For big jobs with multiple steps and/or a team, a project management tool like Trello or Asana will put you in control. Use it to plan projects, share documents, collaborate, monitor progress, and give/get feedback.

7. Create training resources

One thing you can do to increase the success of a handover is to create training materials.

Videos, in particular, can help a trainee pick things up much faster. They also give the trainee an option to go back over the instructions in their own time and at their own pace.

Loom is a piece of free screen and video recording software that you can use to give demonstrations of processes or systems.

When you record something like this, remember not to use the person’s name. That way, you can reuse it in the future when you’re training someone else.

If you’re creating training documents, use screenshots and images where possible to help illustrate your points.


8. Trust during, review after

If you’ve prepared well and given clear instructions, you should feel comfortable leaving your support person to get on with the job. No one likes to be micro-managed, and regular interruptions can hinder progress.

The more trust you’re able to give, the stronger the relationship should become and the better results you’ll see.

By giving the whole task to one person, you’ll empower them to take full responsibility for it.

And if you let them do it their way instead of giving step-by-step instructions, you might even be surprised by the efficiencies they find.

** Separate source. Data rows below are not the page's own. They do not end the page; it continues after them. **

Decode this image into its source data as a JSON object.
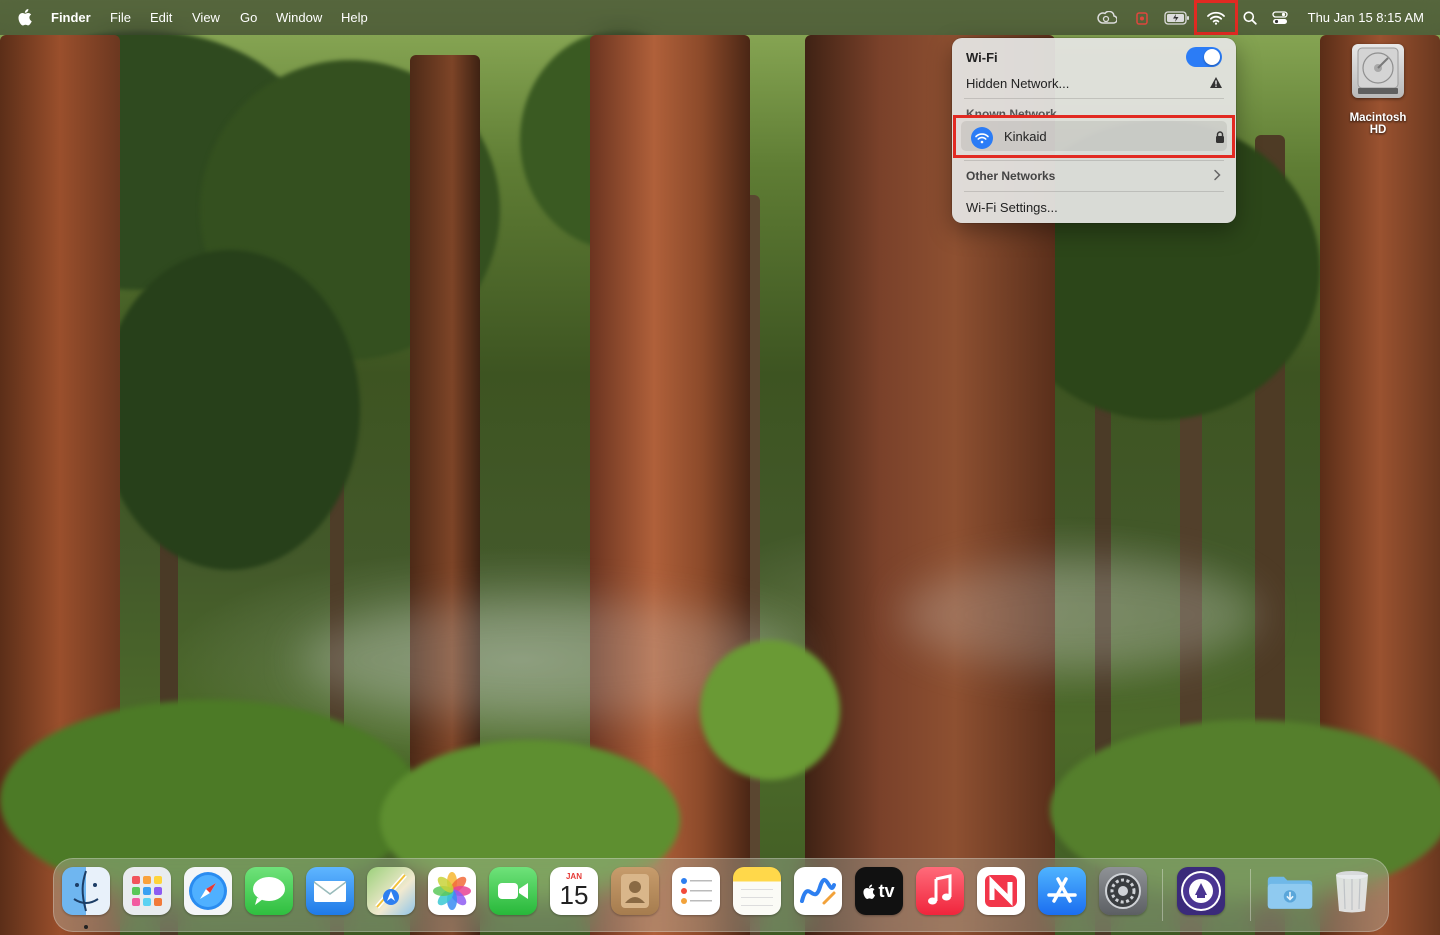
{
  "menubar": {
    "app_name": "Finder",
    "menus": [
      "File",
      "Edit",
      "View",
      "Go",
      "Window",
      "Help"
    ],
    "clock": "Thu Jan 15  8:15 AM"
  },
  "wifi_menu": {
    "title": "Wi-Fi",
    "enabled": true,
    "hidden_network": "Hidden Network...",
    "known_network_header": "Known Network",
    "known_networks": [
      {
        "name": "Kinkaid",
        "secured": true,
        "connected": true
      }
    ],
    "other_networks": "Other Networks",
    "settings": "Wi-Fi Settings..."
  },
  "desktop": {
    "drive_label": "Macintosh HD"
  },
  "dock": {
    "apps": [
      {
        "name": "Finder",
        "icon": "finder-icon"
      },
      {
        "name": "Launchpad",
        "icon": "launchpad-icon"
      },
      {
        "name": "Safari",
        "icon": "safari-icon"
      },
      {
        "name": "Messages",
        "icon": "messages-icon"
      },
      {
        "name": "Mail",
        "icon": "mail-icon"
      },
      {
        "name": "Maps",
        "icon": "maps-icon"
      },
      {
        "name": "Photos",
        "icon": "photos-icon"
      },
      {
        "name": "FaceTime",
        "icon": "facetime-icon"
      },
      {
        "name": "Calendar",
        "icon": "calendar-icon",
        "month": "JAN",
        "day": "15"
      },
      {
        "name": "Contacts",
        "icon": "contacts-icon"
      },
      {
        "name": "Reminders",
        "icon": "reminders-icon"
      },
      {
        "name": "Notes",
        "icon": "notes-icon"
      },
      {
        "name": "Freeform",
        "icon": "freeform-icon"
      },
      {
        "name": "TV",
        "icon": "tv-icon",
        "text": "tv"
      },
      {
        "name": "Music",
        "icon": "music-icon"
      },
      {
        "name": "News",
        "icon": "news-icon"
      },
      {
        "name": "App Store",
        "icon": "app-store-icon"
      },
      {
        "name": "System Settings",
        "icon": "system-settings-icon"
      },
      {
        "name": "Self Service",
        "icon": "school-seal-icon"
      },
      {
        "name": "Downloads",
        "icon": "downloads-folder-icon"
      },
      {
        "name": "Trash",
        "icon": "trash-icon"
      }
    ]
  },
  "colors": {
    "accent": "#2b7cf6",
    "highlight": "#e22a22"
  }
}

As long as the end result is clear, you can afford to be flexible about the approach.

For bigger projects or complicated tasks, set-up a non-intrusive tracking system that will allow you to check on progress without interrupting the flow of work.

You can use Trello or Asana to create checklists where progress is measured without a constant need for checking in.

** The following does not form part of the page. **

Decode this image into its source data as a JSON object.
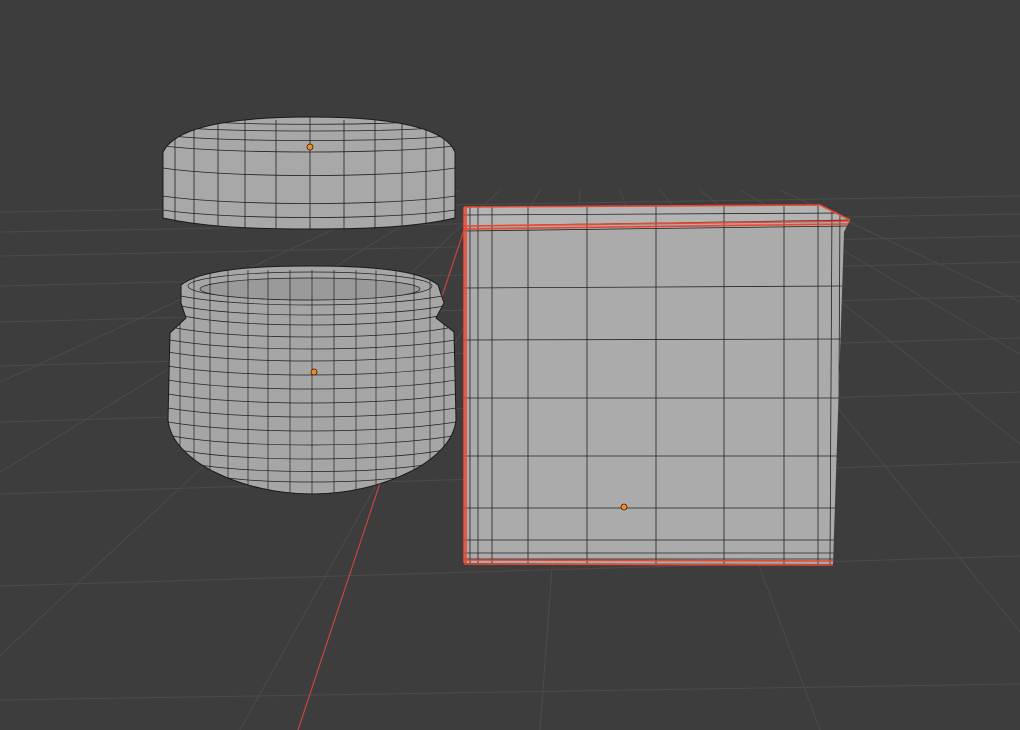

9. Make time for two-way feedback

Finally, seize the opportunity to give and get feedback.

It’s unrealistic to expect things to be perfect from day one, and while that might not be anyone’s fault, both parties will need to work together to smooth things out.

When providing negative feedback, be encouraging and find positive things to talk about as well as giving advice on how they could improve.

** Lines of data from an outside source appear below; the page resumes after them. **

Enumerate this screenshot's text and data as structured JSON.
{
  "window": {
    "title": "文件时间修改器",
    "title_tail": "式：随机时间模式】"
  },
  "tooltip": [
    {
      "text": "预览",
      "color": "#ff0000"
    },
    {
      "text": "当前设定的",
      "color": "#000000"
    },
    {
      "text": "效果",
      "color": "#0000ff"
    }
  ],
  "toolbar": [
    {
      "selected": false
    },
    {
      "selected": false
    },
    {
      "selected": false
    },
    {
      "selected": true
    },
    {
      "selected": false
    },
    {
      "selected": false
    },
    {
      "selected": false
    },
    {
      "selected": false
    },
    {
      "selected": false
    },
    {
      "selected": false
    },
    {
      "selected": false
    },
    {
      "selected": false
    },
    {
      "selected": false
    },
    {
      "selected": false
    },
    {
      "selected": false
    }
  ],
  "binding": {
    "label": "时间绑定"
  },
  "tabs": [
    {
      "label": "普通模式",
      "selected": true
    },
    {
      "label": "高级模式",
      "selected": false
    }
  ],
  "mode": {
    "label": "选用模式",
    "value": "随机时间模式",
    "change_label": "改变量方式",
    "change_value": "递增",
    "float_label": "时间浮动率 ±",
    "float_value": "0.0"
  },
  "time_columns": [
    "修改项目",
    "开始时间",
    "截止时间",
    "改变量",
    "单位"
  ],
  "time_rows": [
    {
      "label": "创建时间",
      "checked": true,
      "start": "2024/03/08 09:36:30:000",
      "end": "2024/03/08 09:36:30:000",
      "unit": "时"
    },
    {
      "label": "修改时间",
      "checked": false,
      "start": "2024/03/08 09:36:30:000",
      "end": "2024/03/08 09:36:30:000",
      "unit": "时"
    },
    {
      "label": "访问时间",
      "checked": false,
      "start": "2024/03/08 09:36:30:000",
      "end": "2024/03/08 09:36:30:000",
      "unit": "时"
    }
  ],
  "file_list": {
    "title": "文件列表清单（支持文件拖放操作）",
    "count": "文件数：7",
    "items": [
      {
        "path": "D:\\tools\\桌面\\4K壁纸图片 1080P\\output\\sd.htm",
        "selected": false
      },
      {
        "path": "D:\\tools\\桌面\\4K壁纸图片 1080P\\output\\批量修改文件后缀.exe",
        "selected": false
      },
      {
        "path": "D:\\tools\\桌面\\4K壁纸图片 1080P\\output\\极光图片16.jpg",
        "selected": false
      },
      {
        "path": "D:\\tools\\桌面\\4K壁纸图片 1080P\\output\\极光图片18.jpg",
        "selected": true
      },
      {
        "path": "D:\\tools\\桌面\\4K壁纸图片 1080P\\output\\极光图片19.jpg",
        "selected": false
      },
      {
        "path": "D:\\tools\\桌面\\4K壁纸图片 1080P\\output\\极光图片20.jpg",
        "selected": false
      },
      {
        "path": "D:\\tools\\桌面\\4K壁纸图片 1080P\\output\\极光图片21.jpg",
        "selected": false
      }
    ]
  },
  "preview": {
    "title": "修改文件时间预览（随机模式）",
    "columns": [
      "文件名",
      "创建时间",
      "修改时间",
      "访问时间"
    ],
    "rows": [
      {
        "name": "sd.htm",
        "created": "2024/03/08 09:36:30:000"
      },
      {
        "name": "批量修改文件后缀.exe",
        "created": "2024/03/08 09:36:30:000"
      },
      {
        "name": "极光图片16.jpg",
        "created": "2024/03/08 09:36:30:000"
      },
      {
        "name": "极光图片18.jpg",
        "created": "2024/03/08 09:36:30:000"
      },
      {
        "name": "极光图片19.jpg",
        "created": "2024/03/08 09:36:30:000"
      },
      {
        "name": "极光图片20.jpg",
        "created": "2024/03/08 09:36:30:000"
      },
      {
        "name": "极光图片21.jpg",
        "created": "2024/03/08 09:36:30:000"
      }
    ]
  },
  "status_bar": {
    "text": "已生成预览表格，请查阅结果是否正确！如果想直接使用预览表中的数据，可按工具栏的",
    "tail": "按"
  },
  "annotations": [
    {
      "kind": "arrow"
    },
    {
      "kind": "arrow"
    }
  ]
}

Most of us find conversations like this awkward, but if you bite the bullet and get it over with, you’ll both feel better in the long run.

Make sure to ask for feedback too. Could you do anything to make it easier? How did they feel about the way the project was managed?


Key takeaways for effective delegation

Effective delegation isn’t something you’ll be able to achieve overnight. It’s a process, and it takes effort, patience, and constant tweaking to get right.

Once you find the sweet spot, though, you’ll reap the benefits.

One of the best things you can do for your business is to build a strong and supportive team. None of us can do it all, and the sooner we recognise that, the sooner we’ll be on the path towards finding balance.

To get started:

  • Identify the benefits
  • Work on your mindset
  • Assess your own skills
  • Prioritise
  • Find the right person

Once you’re ready to go:

  • Be clear and direct with your instructions
  • Create training videos and documents
  • Avoid micro-managing
  • Give and get feedback

Ready to start delegating?

The Assistant Quarters is a team of virtual assistants and social media specialists. With a wide range of skills and a flexible approach, we make it easy for you to get the support you need, as and when you need it.

Book in for a discovery call to chat about your options.

Related Posts